*PROBLEM*. Whenever a line in the listing contains "harbuj", copy that line.

*EXTRACTED ENTRIES*.

────────────────────

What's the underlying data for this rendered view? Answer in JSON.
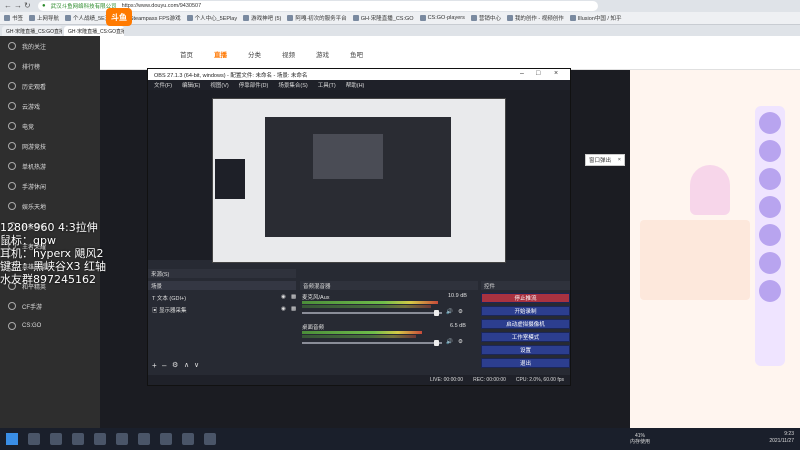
{
  "browser": {
    "url": "https://www.douyu.com/9430507",
    "site_label": "武汉斗鱼网络科技有限公司",
    "bookmarks": [
      "书签",
      "上网导航",
      "个人战绩_5E对战",
      "Steampass FPS游戏",
      "个人中心_5EPlay",
      "游戏神吧 (5)",
      "阿嘎·初次的服务平台",
      "GH·宋隆直播_CS:GO",
      "CS:GO·players",
      "营销中心",
      "我的创作 - 视频创作",
      "Illusion中国 / 知乎"
    ],
    "tabs": [
      {
        "label": "GH·宋隆直播_CS:GO直播_斗鱼",
        "active": false
      },
      {
        "label": "GH·宋隆直播_CS:GO直播_斗鱼直播",
        "active": true
      }
    ]
  },
  "site": {
    "logo": "斗鱼",
    "nav": [
      "首页",
      "直播",
      "分类",
      "视频",
      "游戏",
      "鱼吧"
    ],
    "active_nav": "直播",
    "left_nav": [
      "我的关注",
      "排行榜",
      "历史观看",
      "云游戏",
      "电竞",
      "网游竞技",
      "单机热游",
      "手游休闲",
      "娱乐天地",
      "科技文化",
      "王者荣耀",
      "英雄联盟",
      "和平精英",
      "CF手游",
      "CS:GO"
    ]
  },
  "stream_info": {
    "line1": "1280*960 4:3拉伸",
    "line2": "鼠标：gpw",
    "line3": "耳机：hyperx 飓风2",
    "line4": "键盘：黑峡谷X3 红轴",
    "line5": "水友群897245162"
  },
  "popup": {
    "label": "窗口弹出",
    "close": "×"
  },
  "obs": {
    "title": "OBS 27.1.3 (64-bit, windows) - 配置文件: 未命名 - 场景: 未命名",
    "menu": [
      "文件(F)",
      "编辑(E)",
      "视图(V)",
      "停靠部件(D)",
      "场景集合(S)",
      "工具(T)",
      "帮助(H)"
    ],
    "docks": {
      "scenes": "来源(S)",
      "sources": "场景",
      "mixer": "音频混音器",
      "controls": "控件"
    },
    "sources": [
      {
        "name": "文本 (GDI+)"
      },
      {
        "name": "显示器采集"
      }
    ],
    "mixer": [
      {
        "name": "麦克风/Aux",
        "db": "10.9 dB",
        "level": 0.82
      },
      {
        "name": "桌面音频",
        "db": "6.5 dB",
        "level": 0.72
      }
    ],
    "controls": [
      "停止推流",
      "开始录制",
      "启动虚拟摄像机",
      "工作室模式",
      "设置",
      "退出"
    ],
    "status": {
      "live": "LIVE: 00:00:00",
      "rec": "REC: 00:00:00",
      "cpu": "CPU: 2.0%, 60.00 fps"
    }
  },
  "taskbar": {
    "mem": "41%",
    "mem_label": "内存使用",
    "time": "9:23",
    "date": "2021/11/27"
  }
}
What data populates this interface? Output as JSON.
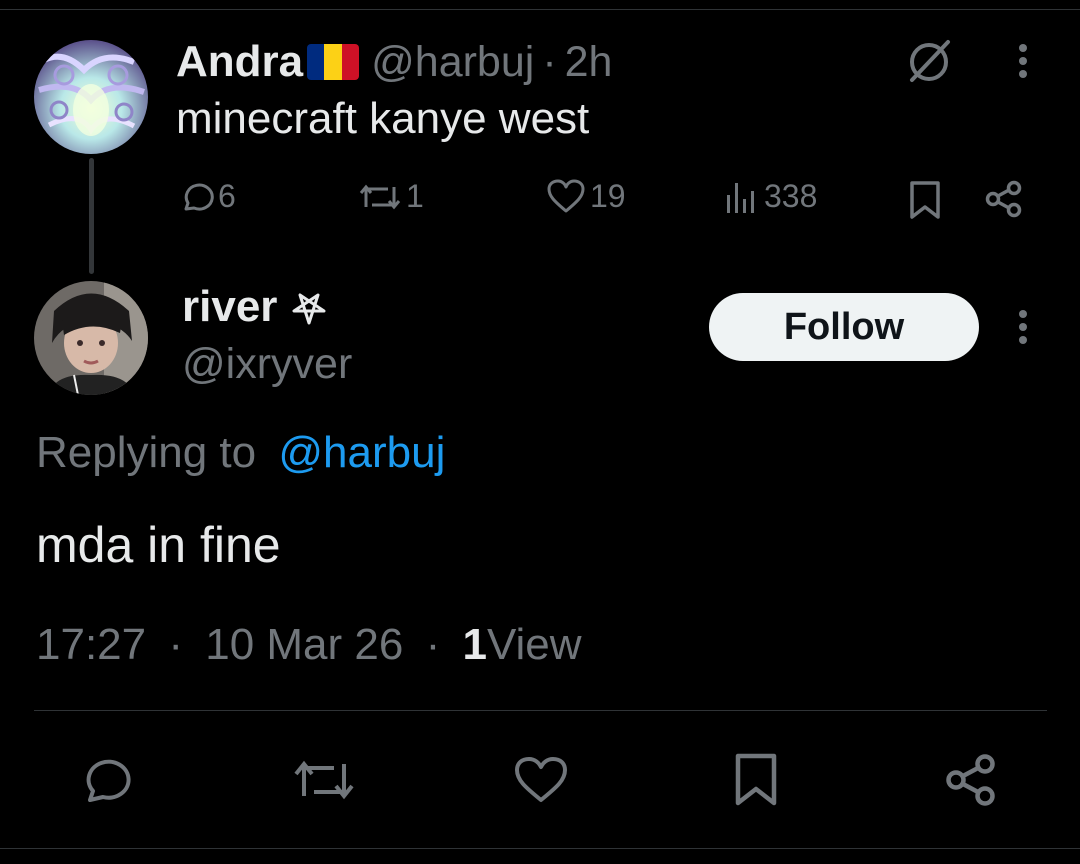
{
  "parent_post": {
    "author_name": "Andra",
    "flag_colors": [
      "#002B7F",
      "#FCD116",
      "#CE1126"
    ],
    "handle": "@harbuj",
    "separator": "·",
    "time": "2h",
    "text": "minecraft kanye west",
    "actions": {
      "replies": "6",
      "reposts": "1",
      "likes": "19",
      "views": "338"
    }
  },
  "reply_post": {
    "author_name": "river",
    "name_glyph": "pentagram-icon",
    "handle": "@ixryver",
    "follow_label": "Follow",
    "replying_prefix": "Replying to",
    "replying_handle": "@harbuj",
    "text": "mda in fine",
    "time": "17:27",
    "separator": "·",
    "date": "10 Mar 26",
    "views_count": "1",
    "views_label": "View"
  },
  "colors": {
    "background": "#000000",
    "primary_text": "#e7e9ea",
    "secondary_text": "#71767b",
    "link": "#1d9bf0",
    "button_bg": "#eff3f4"
  }
}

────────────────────

*ANSWER TO THIS TASK*.
    "handle": "@harbuj",
    "replying_handle": "@harbuj",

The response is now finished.